Yesterday, with its decision in Baczó and Vizsnyiczai (C-567/13), the Court of Justice might have given a signal that its important series of pro-consumer decisions in the field of procedural law has come to an halt.
The ECJ, in essence, had to decide where the two claimants had to seek the annulment of the arbitration clause contained in a contract that they actually intended to challenge in its entirety.
In 2007, Ms Baczó and Mr Vizsnyiczai concluded a mortgage loan agreement containing an arbitration clause. Later, they asked a local court, competent for this kind of action, to declare the contract invalid. A different local court then suggested that they should also demand that the arbitration term be declared invalid- and so they did. At that point, the court where they had lodged their original request referred the case to the county court: under Hungarian law, only these courts are competent to decide on unfair contract terms.
The claimants challenged the decision to involve the higher court, which then raised a request for preliminary ruling.
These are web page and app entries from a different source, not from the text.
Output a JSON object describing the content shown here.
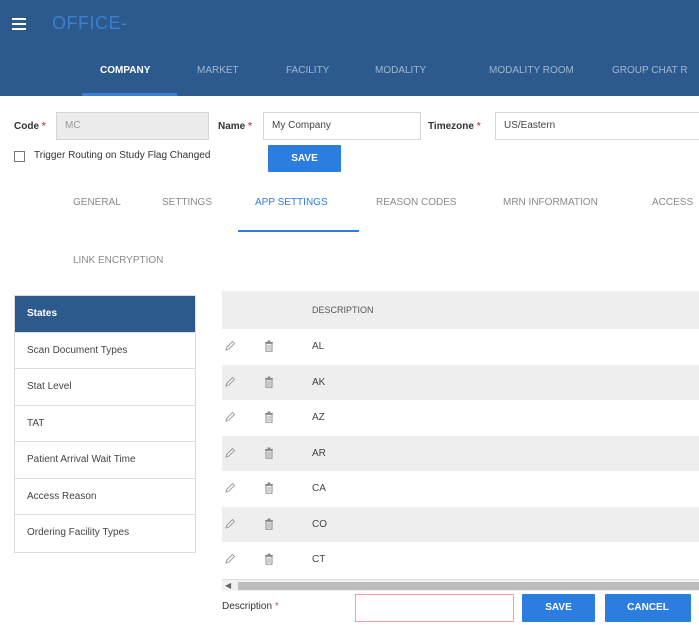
{
  "app": {
    "title": "OFFICE-"
  },
  "nav": {
    "items": [
      {
        "label": "COMPANY"
      },
      {
        "label": "MARKET"
      },
      {
        "label": "FACILITY"
      },
      {
        "label": "MODALITY"
      },
      {
        "label": "MODALITY ROOM"
      },
      {
        "label": "GROUP CHAT R"
      }
    ],
    "active": "COMPANY"
  },
  "form": {
    "code_label": "Code",
    "code_value": "MC",
    "name_label": "Name",
    "name_value": "My Company",
    "timezone_label": "Timezone",
    "timezone_value": "US/Eastern",
    "required_mark": "*",
    "trigger_label": "Trigger Routing on Study Flag Changed",
    "trigger_checked": false,
    "save_label": "SAVE"
  },
  "subtabs": {
    "items": [
      {
        "label": "GENERAL"
      },
      {
        "label": "SETTINGS"
      },
      {
        "label": "APP SETTINGS"
      },
      {
        "label": "REASON CODES"
      },
      {
        "label": "MRN INFORMATION"
      },
      {
        "label": "ACCESS"
      },
      {
        "label": "LINK ENCRYPTION"
      }
    ],
    "active": "APP SETTINGS"
  },
  "left_list": {
    "items": [
      {
        "label": "States"
      },
      {
        "label": "Scan Document Types"
      },
      {
        "label": "Stat Level"
      },
      {
        "label": "TAT"
      },
      {
        "label": "Patient Arrival Wait Time"
      },
      {
        "label": "Access Reason"
      },
      {
        "label": "Ordering Facility Types"
      }
    ],
    "active": "States"
  },
  "table": {
    "header": "DESCRIPTION",
    "rows": [
      "AL",
      "AK",
      "AZ",
      "AR",
      "CA",
      "CO",
      "CT"
    ]
  },
  "footer_form": {
    "description_label": "Description",
    "required_mark": "*",
    "description_value": "",
    "save_label": "SAVE",
    "cancel_label": "CANCEL"
  },
  "colors": {
    "header_bg": "#2d5a8c",
    "accent": "#2c7de0",
    "required": "#d9534f"
  }
}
The referring court asks the ECJ to assess the exclusive competence of county courts, which effectively gives rise to split jurisdiction on the validity of a consumer contract and of specific terms contained therein.
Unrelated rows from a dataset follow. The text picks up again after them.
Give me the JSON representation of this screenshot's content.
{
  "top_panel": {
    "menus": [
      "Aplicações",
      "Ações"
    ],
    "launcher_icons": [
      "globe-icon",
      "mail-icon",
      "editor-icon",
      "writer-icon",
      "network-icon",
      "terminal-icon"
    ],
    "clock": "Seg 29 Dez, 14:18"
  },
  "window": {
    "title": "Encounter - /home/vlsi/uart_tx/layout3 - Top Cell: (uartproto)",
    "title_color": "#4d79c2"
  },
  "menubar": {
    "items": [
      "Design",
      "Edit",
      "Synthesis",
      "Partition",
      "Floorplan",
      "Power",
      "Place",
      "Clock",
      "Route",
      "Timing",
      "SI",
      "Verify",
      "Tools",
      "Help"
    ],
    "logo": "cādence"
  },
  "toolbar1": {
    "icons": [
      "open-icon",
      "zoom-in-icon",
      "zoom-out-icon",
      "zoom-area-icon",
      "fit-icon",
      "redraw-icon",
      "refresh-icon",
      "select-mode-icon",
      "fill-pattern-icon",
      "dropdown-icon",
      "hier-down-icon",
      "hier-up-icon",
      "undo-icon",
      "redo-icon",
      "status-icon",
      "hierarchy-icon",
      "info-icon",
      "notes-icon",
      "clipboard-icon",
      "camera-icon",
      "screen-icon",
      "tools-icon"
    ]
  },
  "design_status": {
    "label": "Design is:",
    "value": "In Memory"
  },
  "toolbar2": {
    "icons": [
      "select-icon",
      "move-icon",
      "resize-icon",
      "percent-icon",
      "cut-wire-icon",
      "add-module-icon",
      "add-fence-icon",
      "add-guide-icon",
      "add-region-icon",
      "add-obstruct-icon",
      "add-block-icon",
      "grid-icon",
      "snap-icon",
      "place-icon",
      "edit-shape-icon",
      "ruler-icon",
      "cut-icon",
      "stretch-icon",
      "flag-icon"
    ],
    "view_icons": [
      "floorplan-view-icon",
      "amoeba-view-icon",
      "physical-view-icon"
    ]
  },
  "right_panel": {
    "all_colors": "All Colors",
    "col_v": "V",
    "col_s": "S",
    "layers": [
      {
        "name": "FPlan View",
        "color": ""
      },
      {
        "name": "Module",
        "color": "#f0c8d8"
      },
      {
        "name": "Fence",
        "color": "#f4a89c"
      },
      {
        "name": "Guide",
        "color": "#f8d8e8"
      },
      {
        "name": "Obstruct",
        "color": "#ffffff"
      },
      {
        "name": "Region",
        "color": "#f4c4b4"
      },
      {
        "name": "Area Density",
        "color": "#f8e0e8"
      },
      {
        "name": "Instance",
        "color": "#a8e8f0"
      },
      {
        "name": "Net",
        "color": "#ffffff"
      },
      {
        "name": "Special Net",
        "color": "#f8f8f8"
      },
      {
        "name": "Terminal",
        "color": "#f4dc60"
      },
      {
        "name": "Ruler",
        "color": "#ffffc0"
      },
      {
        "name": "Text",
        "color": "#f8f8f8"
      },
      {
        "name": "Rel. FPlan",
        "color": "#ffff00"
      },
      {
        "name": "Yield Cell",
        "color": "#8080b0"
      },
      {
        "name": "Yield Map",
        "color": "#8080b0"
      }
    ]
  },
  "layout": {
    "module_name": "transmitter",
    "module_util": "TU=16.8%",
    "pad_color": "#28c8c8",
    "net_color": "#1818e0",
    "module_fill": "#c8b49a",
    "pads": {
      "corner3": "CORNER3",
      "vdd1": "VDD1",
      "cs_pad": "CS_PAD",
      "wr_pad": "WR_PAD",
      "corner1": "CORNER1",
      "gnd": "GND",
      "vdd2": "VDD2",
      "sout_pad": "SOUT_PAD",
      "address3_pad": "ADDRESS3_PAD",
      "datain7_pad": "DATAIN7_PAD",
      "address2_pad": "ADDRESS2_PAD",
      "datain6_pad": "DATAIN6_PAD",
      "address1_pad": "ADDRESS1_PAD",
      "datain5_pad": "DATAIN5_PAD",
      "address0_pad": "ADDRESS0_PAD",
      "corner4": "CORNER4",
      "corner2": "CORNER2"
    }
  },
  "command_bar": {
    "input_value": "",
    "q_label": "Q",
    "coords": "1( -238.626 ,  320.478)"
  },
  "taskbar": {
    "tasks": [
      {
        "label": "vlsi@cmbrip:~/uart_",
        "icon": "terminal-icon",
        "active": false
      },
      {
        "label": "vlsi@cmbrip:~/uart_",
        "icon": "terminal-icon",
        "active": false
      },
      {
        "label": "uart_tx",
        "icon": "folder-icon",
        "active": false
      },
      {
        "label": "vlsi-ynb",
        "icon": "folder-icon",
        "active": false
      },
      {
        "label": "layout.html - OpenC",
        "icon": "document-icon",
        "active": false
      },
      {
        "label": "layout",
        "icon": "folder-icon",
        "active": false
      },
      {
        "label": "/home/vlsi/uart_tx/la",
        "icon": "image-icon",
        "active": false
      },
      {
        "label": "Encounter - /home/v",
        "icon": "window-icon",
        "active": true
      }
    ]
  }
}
The referring court mentions some elements which suggest the rule might be dubious from the point of view of consumer protection:
- seizing the higher court might entail higher costs for the consumer;
- if the consumer brings the suit, she has to bring the case before the county court- if, however, the other party brings proceedings against her, the consumer can rely on the unfairness of a contract terms also before the local court- difference which, the court suggests, seems rather unreasonable.
The ECJ did not, in principle, give a final answer as to whether the rule is in line with EU law.
However, it gave quite detailed guidelines.
The rule has to be assessed in the framework of Member States' procedural autonomy. In this context, the benchmark is the so called "equivalence and effectiveness" test. The ECJ seems to have no problem with the equivalence prong: the fact that unfair terms claims have to be brought by a court different than the one competent to decide on the invalidity of of contractual terms in general does not breach the principle of equivalence if it is not unfavourable to consumers. This assessment (para 46), in turn, practically gives the Court's answer to the effectiveness question too:
"the designation of [county] courts, which are less numerous and hierarchically superior to the local courts, may facilitate a more homogeneous and specialised administration of justice in cases concerning the rules arising from Directive 93/13."
This, it seems, should automatically bring an advantage to consumers. The Court follows, as to this, the Hungarian Government's submission that the County court judges' professional experience ensures more effective consumer protection (para 58).
Other considerations, of course, also matter in the effectiveness test. In particular, procedural rules pursue public interests that cannot be thwarted to suit the specific interests of private parties (see para 51); thus, the standard to be applied is that the rules organising remedies must nor make the exercise of individual rights impossible of excessively difficult. To this respect, the existence of legal aid mechanisms should also be considered.
Although the ECJ concludes that the rule is valid unless declining the local court's jurisdiction "gives rise to procedural difficulties that would make the exercise [of the consumer's rights] excessively difficult", it clearly indicates that it doesn't think any such difficulties are likely to arise.
Among the elements of criticism (that for instance include the fact that the Court considers that, after all, the consumer does not need to be present at all stages during the proceedings...), it is interesting to notice that the ECJ based several decisive passages of its decision on its previous statements in a case concerning actions brought by consumer associations, without really explaining why it considers them applicable to individual actions too.
Not a brilliant start of 2015 for Hungarian consumers...